Cyclops’s and Gambit’s appearances don’t serve much purpose either. Gambit plays a part in the story and helps to progress it. It’s a role any other character could’ve filled, though. Cyclops does nothing to warrant his presence either. This is a similar problem that X-Men: The Last Stand (2006) suffered from. The filmmakers think a large number of mutants equals a good film. It doesn’t. Yeah, I want to see some of my favorite characters on screen. There needs to be compelling reasons, however, for those specific characters to appear. Some fan service is okay, but it should be limited to small doses.
The story, like the excessive amount of useless mutants, is uninspired. This is essentially a tale of revenge that attempts to delve into the character of Wolverine and explore his human and animal side. If only the movie actually cared about any of this to present it in a striking way or to go into it in any depth.
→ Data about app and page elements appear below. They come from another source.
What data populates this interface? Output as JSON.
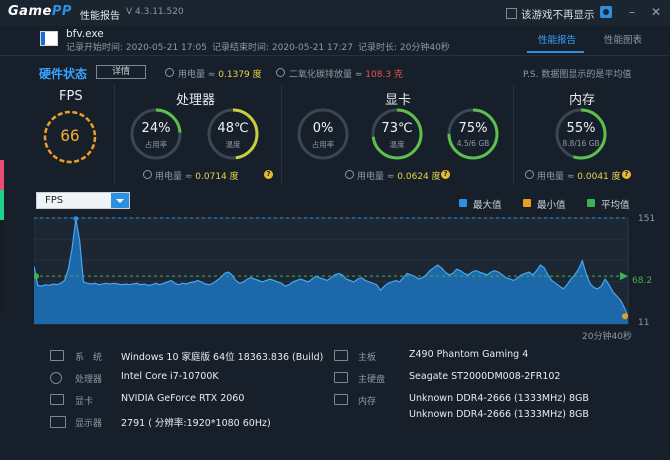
{
  "app": {
    "logo_main": "Game",
    "logo_accent": "PP",
    "title": "性能报告",
    "version": "V 4.3.11.520",
    "no_show_label": "该游戏不再显示"
  },
  "process": {
    "name": "bfv.exe",
    "record_start": "记录开始时间: 2020-05-21 17:05",
    "record_end": "记录结束时间: 2020-05-21 17:27",
    "record_duration": "记录时长: 20分钟40秒"
  },
  "tabs": [
    {
      "label": "性能报告",
      "active": true
    },
    {
      "label": "性能图表",
      "active": false
    }
  ],
  "hardware": {
    "title": "硬件状态",
    "detail_label": "详情",
    "total_power_label": "用电量 ≈",
    "total_power_value": "0.1379 度",
    "co2_label": "二氧化碳排放量 ≈",
    "co2_value": "108.3 克",
    "note": "P.S. 数据图显示的是平均值"
  },
  "fps": {
    "title": "FPS",
    "value": "66"
  },
  "cpu": {
    "title": "处理器",
    "usage_value": "24%",
    "usage_label": "占用率",
    "usage_level": 0.24,
    "temp_value": "48℃",
    "temp_label": "温度",
    "temp_level": 0.48,
    "power_label": "用电量 ≈",
    "power_value": "0.0714 度"
  },
  "gpu": {
    "title": "显卡",
    "usage_value": "0%",
    "usage_label": "占用率",
    "usage_level": 0.0,
    "temp_value": "73℃",
    "temp_label": "温度",
    "temp_level": 0.73,
    "mem_value": "75%",
    "mem_label": "4.5/6 GB",
    "mem_level": 0.75,
    "power_label": "用电量 ≈",
    "power_value": "0.0624 度"
  },
  "memory": {
    "title": "内存",
    "usage_value": "55%",
    "usage_label": "8.8/16 GB",
    "usage_level": 0.55,
    "power_label": "用电量 ≈",
    "power_value": "0.0041 度"
  },
  "chart_controls": {
    "metric_selected": "FPS",
    "legend_max": "最大值",
    "legend_min": "最小值",
    "legend_avg": "平均值",
    "colors": {
      "max": "#2d8fe0",
      "min": "#e8a020",
      "avg": "#3cb34a",
      "area": "#1e6cb0"
    }
  },
  "chart_data": {
    "type": "area",
    "title": "",
    "xlabel": "",
    "ylabel": "",
    "x_end_label": "20分钟40秒",
    "max_value": 151,
    "avg_value": 68.2,
    "min_value": 11,
    "ylim": [
      0,
      160
    ],
    "series": [
      {
        "name": "FPS",
        "values": [
          82,
          55,
          54,
          56,
          55,
          57,
          56,
          58,
          62,
          78,
          108,
          150,
          118,
          60,
          58,
          57,
          58,
          56,
          57,
          58,
          57,
          58,
          57,
          56,
          57,
          56,
          57,
          58,
          56,
          57,
          55,
          56,
          58,
          56,
          58,
          60,
          62,
          58,
          56,
          58,
          57,
          59,
          60,
          62,
          60,
          57,
          56,
          58,
          62,
          66,
          72,
          74,
          70,
          62,
          58,
          60,
          64,
          66,
          64,
          62,
          60,
          62,
          64,
          62,
          60,
          58,
          54,
          56,
          60,
          62,
          64,
          62,
          60,
          64,
          68,
          66,
          64,
          62,
          66,
          70,
          72,
          70,
          64,
          62,
          60,
          64,
          66,
          62,
          60,
          58,
          56,
          48,
          54,
          58,
          60,
          62,
          60,
          66,
          72,
          70,
          68,
          64,
          66,
          70,
          76,
          80,
          84,
          80,
          74,
          70,
          72,
          78,
          76,
          72,
          70,
          74,
          76,
          74,
          72,
          70,
          74,
          76,
          74,
          70,
          66,
          64,
          62,
          66,
          70,
          72,
          74,
          70,
          76,
          84,
          80,
          70,
          62,
          58,
          54,
          50,
          56,
          64,
          70,
          78,
          90,
          72,
          58,
          52,
          50,
          54,
          64,
          56,
          46,
          40,
          34,
          24,
          11
        ]
      }
    ]
  },
  "system_info": {
    "os_label": "系　统",
    "os_value": "Windows 10 家庭版 64位   18363.836 (Build)",
    "cpu_label": "处理器",
    "cpu_value": "Intel Core i7-10700K",
    "gpu_label": "显卡",
    "gpu_value": "NVIDIA GeForce RTX 2060",
    "display_label": "显示器",
    "display_value": "2791 ( 分辨率:1920*1080 60Hz)",
    "board_label": "主板",
    "board_value": "Z490 Phantom Gaming 4",
    "disk_label": "主硬盘",
    "disk_value": "Seagate ST2000DM008-2FR102",
    "mem_label": "内存",
    "mem_value_1": "Unknown DDR4-2666 (1333MHz) 8GB",
    "mem_value_2": "Unknown DDR4-2666 (1333MHz) 8GB"
  }
}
Nothing new is added to the revenge element, which is executed in a stock fashion. I’ve also seen this type of character examination before. This wouldn’t be a bad thing but the script doesn’t even scratch the surface of this inner conflict between man and beast. What it does give us is overused “Let the beast out” and “No, you are not an animal” stuff. It’s so basic and boring that it renders this aspect of the plot almost superfluous. If you want a story about the civilized and uncivilized halves of a man, go read a good Hulk comic.
Hugh Jackman and the early days of Wolverine are what make the movie watchable for me. Jackman breaths life into the inconsistent and sometimes unclear script. He knows the potential of delving into Wolverine’s past and wants to deliver. We don’t get to see this time in Wolverine’s life very often in stories. While Wolverine is pretty gruff and still likes to smoke cigars, I enjoyed seeing him have a normal life with a normal job and a normal lover. It was nice to examine a time in his life where he had a lengthy past with plenty of demons but where he still managed to find happiness. This life and the man who lives it is essentially lost when Wolvie’s amnesia kicks in. It’s a tragedy that is hardly examined in the movie, but is fascinating to think about all the same.
The visuals and set work aren’t bad. I especially liked the period work on the opening montage. The film’s action also has plenty of energy, which helps make up for its less than memorable qualities.
A mixed review for a middle of the road movie that dips into the bad end of the scale. It’s worth seeing as a light entertainment that fills you in on the backstory of the most famous mutant in comics. Be warned that not all answers are satisfying (the reason behind Wolverine’s amnesia is stupid), the actions scenes are a bit lackluster, and there are too many mutants. I know it seems like I’m ragging a lot on this film. I am. But it really is an okay comic book film. Don’t expect too much from it, and you’ll leave happy.